Post by Bill Geise » Sat, 20 Dec 1997 04:00:00


Quote:
>It seems to me that it would be possible to combine both these functions
>in a single watch, by being able to switch the cpu from one mode to
>another, in the same way that Iron Man and other watches can operate in
>different modes.

>It would also be useful to have a memory capability to store several
>calibrations, so that as one changes from swimming to pulling to working
>with fins, and so on, the appropriate calibration could be selected, and
>the watch used to monitor output.

>Just a thought.

>William Clark

Excellent thought. I neglected to mention both models (Fitness and
Competition)
include:
-swim recall mode (saves/recalls up to 30 swims)
-Time/date mode (12/24 hr. format)
-Chronograph mode
-Timer mode (CDS, CDR)
-Alarm mode

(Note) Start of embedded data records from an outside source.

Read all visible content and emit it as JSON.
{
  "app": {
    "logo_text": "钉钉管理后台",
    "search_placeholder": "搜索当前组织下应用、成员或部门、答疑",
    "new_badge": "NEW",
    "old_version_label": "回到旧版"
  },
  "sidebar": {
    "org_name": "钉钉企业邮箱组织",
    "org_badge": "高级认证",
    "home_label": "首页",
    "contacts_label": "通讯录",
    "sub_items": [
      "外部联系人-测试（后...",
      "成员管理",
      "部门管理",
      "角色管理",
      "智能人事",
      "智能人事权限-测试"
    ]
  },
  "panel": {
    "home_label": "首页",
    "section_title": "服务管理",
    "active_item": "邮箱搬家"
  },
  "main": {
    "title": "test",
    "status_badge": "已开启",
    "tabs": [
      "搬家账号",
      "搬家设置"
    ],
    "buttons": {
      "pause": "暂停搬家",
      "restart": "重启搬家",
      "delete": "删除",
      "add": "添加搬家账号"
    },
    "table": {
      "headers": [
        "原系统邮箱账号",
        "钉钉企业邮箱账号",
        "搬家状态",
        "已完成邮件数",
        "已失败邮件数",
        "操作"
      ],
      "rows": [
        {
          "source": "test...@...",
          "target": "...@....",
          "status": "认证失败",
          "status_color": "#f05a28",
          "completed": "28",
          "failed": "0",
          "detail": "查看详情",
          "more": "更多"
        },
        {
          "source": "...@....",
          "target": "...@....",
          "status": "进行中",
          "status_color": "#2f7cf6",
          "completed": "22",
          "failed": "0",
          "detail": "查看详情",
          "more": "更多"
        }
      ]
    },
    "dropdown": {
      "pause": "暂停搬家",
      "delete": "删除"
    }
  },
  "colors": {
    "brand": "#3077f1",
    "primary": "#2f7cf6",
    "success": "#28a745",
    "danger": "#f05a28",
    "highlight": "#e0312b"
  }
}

This allows each to be worn in or out of the pool. A photo of the Fitness
monitor can be viewed at the following web site:
http://www.bould.com/strokz.html

-Bill Geiser

 
 
 

Experiences with Speedo's new "Stroke Monitor" watch?

Post by Paul Turne » Mon, 22 Dec 1997 04:00:00

Where abouts can you buy this speedo monitor  in Australia or altern. on the
net.

Thanks PT

 
 
 

Experiences with Speedo's new "Stroke Monitor" watch?

Post by George Van No » Sun, 28 Dec 1997 04:00:00

Thanks Bill for elucidation:

However, when using the fitness model, what happens if you drop your speed
by, say, 25% after baselining?  Will the monitor still give you accurate
information?

You refer to the competative model as being more of a data acquisition
device than a pedometer:  well, does it actually count your strokes?  How
does it know laps?  Or do you enter the lap count in at the end of a swim?

The picture you refered to as of the fitness model, looks great, but does
the competitive model look similar or is it the old "watch" looking model?

Thanks.

George Van Noy


SNIPSNIP>

Quote:
>I'm the developer Ed mentioned and would like to clarify a few points.
>Speedo sells TWO stroke monitors: A "Fitness" monitor designed for lap and
>fitness swimmers. And a "Competitive" monitor designed for competitive
>swimmers and triathletes.

>The comments Ed makes are correct - for the Speedo FITNESS monitor only. It
>requires a one-time calibration, where the swimmer enters their body weight
>and swims a specific distance (so the monitor can calculate average
distance
>per stroke).  Conceptually it resembles a pedometer it terms of calculating
>distance swam the number of calories burned. However, it also provids a
>real-time count of stroke cycles and provides the average cycle rate
>(cycles/minute) at the end of each swim.

>Speedo's COMPETITIVE model requires absolutely no calibration. This monitor
>may be of more interest to competitive swimmers and / or triathletes. It
was
>designed to be more of data aquisition device, rather than a swimming
>pedometer. It provides the following data after every swim:
>-Elapsed time
>-Total number of stroke cycles (one cycle = two strokes)
>-Distance per stroke cycle (in either yards or meters)
>-Cycle rate (cycles per minute)
>-SEI (swim efficiency index, a relative index indicating overall speed AND
>efficiency)
>-Speed (yards or meters per second)

>This model was designed to: assist swimmers in finding their optimum
>combination of stroke length & stroke rate; analyze the impact of fatigue;
>help swimmers develop muscle memory  (a repeatable stroke under fatigue or
>pressure); and pin-point problems in technique and/or stroke efficiency.

>I hope this clarifies the difference between the two different stroke
>monitors Speedo is currently selling.


>Strokz Digital Sports, Inc., Dallas, TX
>v: 972-392-481  f: 972-392-2703